Greg said nothing, only gazing straight ahead with that same middle-distance stare. I turned my teary face towards him as though to bury it in his chest. That was when he made his only attempt to acknowledge my physical presence, moving his right arm to put it around me ... but it went through me, and my head felt itself go right through where his chest had been, touching only the back of the diner booth.

I started to wake up—reluctantly making myself awaken, as I feared that otherwise I would forget both the dream and my promise to pray. Already, I was thinking how strange the dream was and how I wanted to share it with readers. The thought occurred to me, while I was still between sleep and waking, of how I would answer someone who wanted to know why a soul who had been dead four years would still be in purgatory. The answer came to my mind that Greg had been Catholic—that is, baptized into the faith as a baby—and had failed to receive the final sacraments. I had no way of actually knowing that he had been baptized—and, indeed, still do not.

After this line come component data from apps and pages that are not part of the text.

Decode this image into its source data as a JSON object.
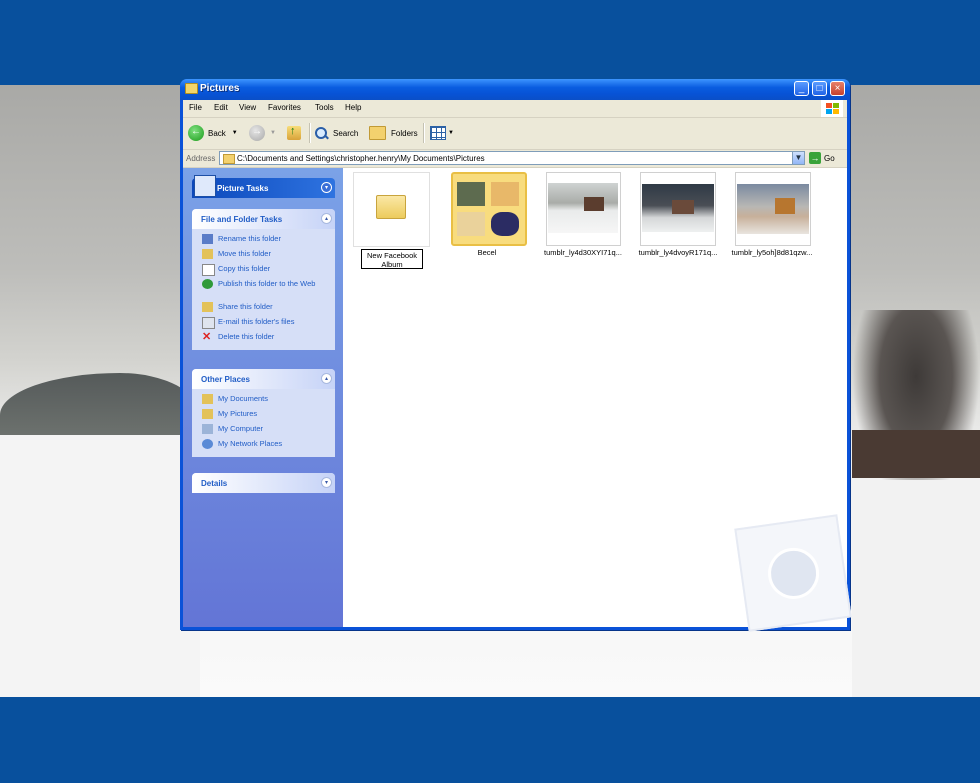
{
  "window": {
    "title": "Pictures",
    "buttons": [
      "_",
      "□",
      "×"
    ]
  },
  "menubar": [
    "File",
    "Edit",
    "View",
    "Favorites",
    "Tools",
    "Help"
  ],
  "toolbar": {
    "back": "Back",
    "search": "Search",
    "folders": "Folders"
  },
  "address": {
    "label": "Address",
    "path": "C:\\Documents and Settings\\christopher.henry\\My Documents\\Pictures",
    "go": "Go"
  },
  "taskpane": {
    "picture_tasks": {
      "title": "Picture Tasks"
    },
    "file_folder_tasks": {
      "title": "File and Folder Tasks",
      "items": [
        "Rename this folder",
        "Move this folder",
        "Copy this folder",
        "Publish this folder to the Web",
        "Share this folder",
        "E-mail this folder's files",
        "Delete this folder"
      ]
    },
    "other_places": {
      "title": "Other Places",
      "items": [
        "My Documents",
        "My Pictures",
        "My Computer",
        "My Network Places"
      ]
    },
    "details": {
      "title": "Details"
    }
  },
  "files": [
    {
      "name": "New Facebook Album",
      "type": "folder",
      "renaming": true
    },
    {
      "name": "Becel",
      "type": "folder",
      "selected": true
    },
    {
      "name": "tumblr_ly4d30XYI71q...",
      "type": "image"
    },
    {
      "name": "tumblr_ly4dvoyR171q...",
      "type": "image"
    },
    {
      "name": "tumblr_ly5oh]8d81qzw...",
      "type": "image"
    }
  ]
}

The sound of Greg's voice was still fresh in my ears when I got out of bed. I can't remember it anymore now, hours later, but when it had come to me in the dream, it sounded exactly as I had remembered it in life, only with that unearthly calm.

His reciting the last verse of 1 Corinthians 12 was quite meaningful, I realized. The "more excellent way" is charity, which is the most important theological virtue for the obtaining of one's eternal salvation. That Greg knew of its importance suggested he was close to his goal.

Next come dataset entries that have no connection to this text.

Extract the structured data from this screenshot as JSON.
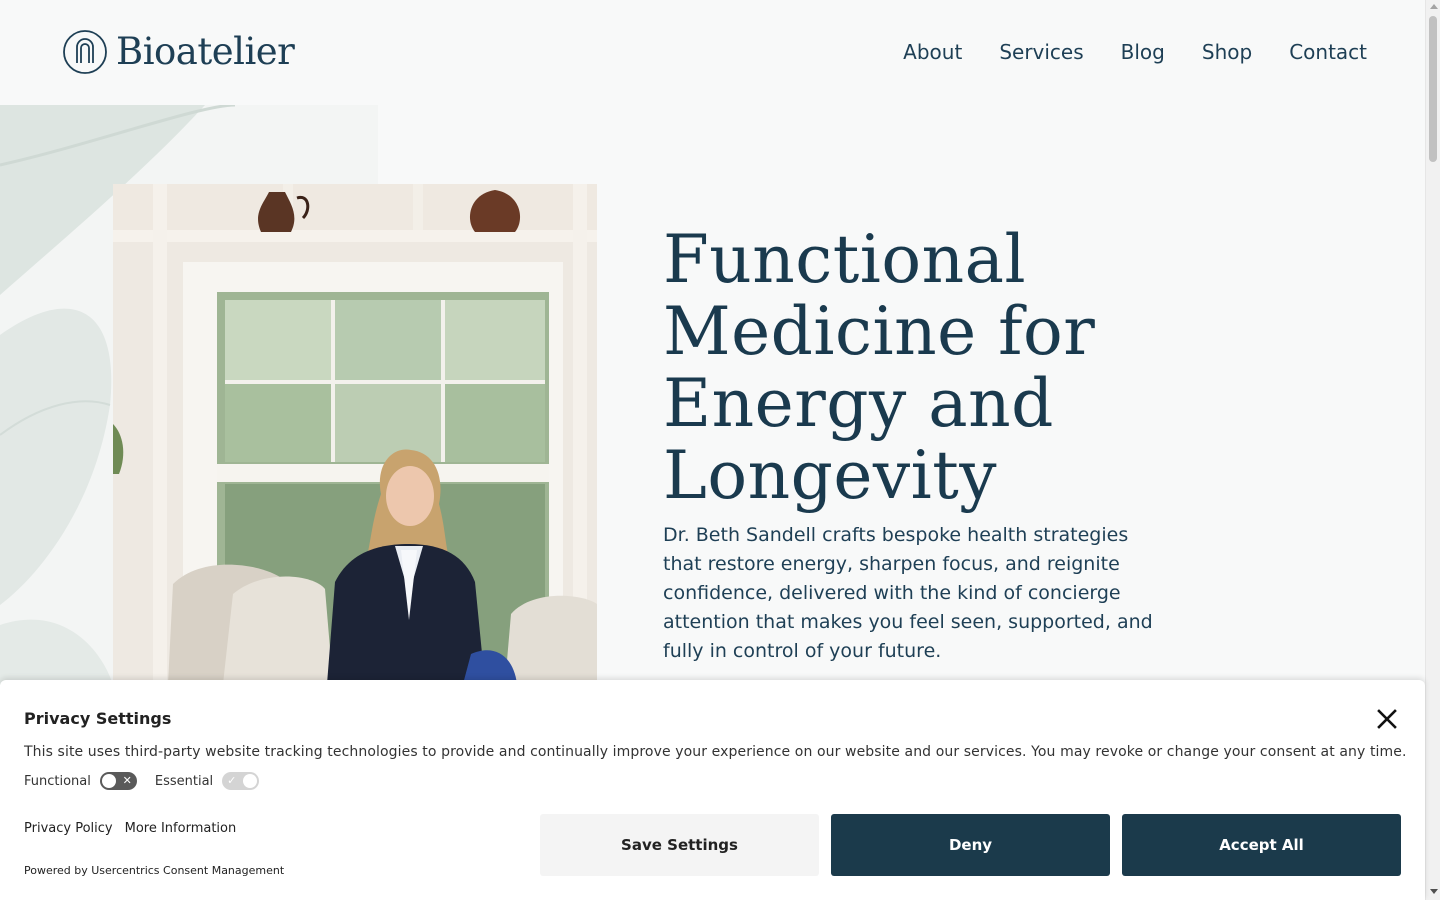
{
  "header": {
    "logo_text": "Bioatelier",
    "nav": [
      {
        "label": "About"
      },
      {
        "label": "Services"
      },
      {
        "label": "Blog"
      },
      {
        "label": "Shop"
      },
      {
        "label": "Contact"
      }
    ]
  },
  "hero": {
    "title_lines": [
      "Functional",
      "Medicine for",
      "Energy and",
      "Longevity"
    ],
    "description": "Dr. Beth Sandell crafts bespoke health strategies that restore energy, sharpen focus, and reignite confidence, delivered with the kind of concierge attention that makes you feel seen, supported, and fully in control of your future."
  },
  "consent": {
    "title": "Privacy Settings",
    "description": "This site uses third-party website tracking technologies to provide and continually improve your experience on our website and our services. You may revoke or change your consent at any time.",
    "toggles": [
      {
        "label": "Functional",
        "state": "off"
      },
      {
        "label": "Essential",
        "state": "on"
      }
    ],
    "links": [
      "Privacy Policy",
      "More Information"
    ],
    "powered_by": "Powered by Usercentrics Consent Management",
    "buttons": {
      "save": "Save Settings",
      "deny": "Deny",
      "accept": "Accept All"
    }
  },
  "colors": {
    "brand_navy": "#1b3a4b",
    "page_bg": "#f8f9f9"
  }
}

The thing he said of heaven—"I've seen it. Once."—haunted me. Searching online to see if those in purgatory do glimpse heaven, I was struck by the prayer for the third day of the old Breviary's All Souls Guild Novena:

During the long captivity of the Jews in Babylon, God's people, sitting on the shores of the Euphrates, moaned and cried in remembering Sion. So the Souls in Purgatory, plaintive and doleful, long for the joys of the heavenly mansion. They have had a glimpse of its glory and happiness, but because they were too much attached to earthly pleasures, they will be deprived, perhaps for a long time, of the celestial joys.
"I've seen it. Once." The words echoed in my mind. I realized then why Greg had not answered my "are you in heaven" question with a simple "no." How painful it must have been for him to be asked if he were there, when he not only knew he was not there, but had seen it and perceived what he was awaiting.

At church after Mass yesterday afternoon, I started the All Souls Guild Novena. It will finish on New Year's Day—the Solemnity of Mary, Mother of God.

As it happens, and this too I only discovered yesterday, according to Church tradition, Christmas and Marian solemnities are the days when Our Lady delivers more souls from purgatory than on other days of the year. A 19th-century volume called The Glories of the Catholic Church, archived on Google Books, says,
St. Denis, the Carthusian, assures us that the like occurs at the feasts of Christmas and Easter; that on these solemnities Mary, accompanied with several legions of angels, descends into purgatory and delivers numbers of souls. Novarin declares that this takes place also on all the festivals of the blessed Virgin.
Shortly after waking from the dream, I wrote to someone who had been close to Greg, mentioning the dream and that I had the sense Greg had been baptized Catholic and had died without the sacraments. The person wrote back saying simply what I had known all along—that Greg was an atheist—and making no mention of baptism.

Given his Scotch-Irish last name and his having been born during the Golden Age of 20th-century American Catholicism, I suspect Greg probably was indeed baptized into the Faith. Being an atheist (or, rather, I think, an occultist), the graces he received in baptism may well be what enabled his entrance into purgatory, assuming he is in fact there. In any case, I wrote back to his loved one, saying I made a promise to pray—even if it was made only to my subconscious self—and I intend to keep that promise.

The saints say that the holy souls in purgatory long, painfully, to see what you and I can see every day in the Mass. Think of that this Christmas, and pray for their union with God. One day, God willing, someone will do the same for you and me. Merry Christmas, and may God bless you.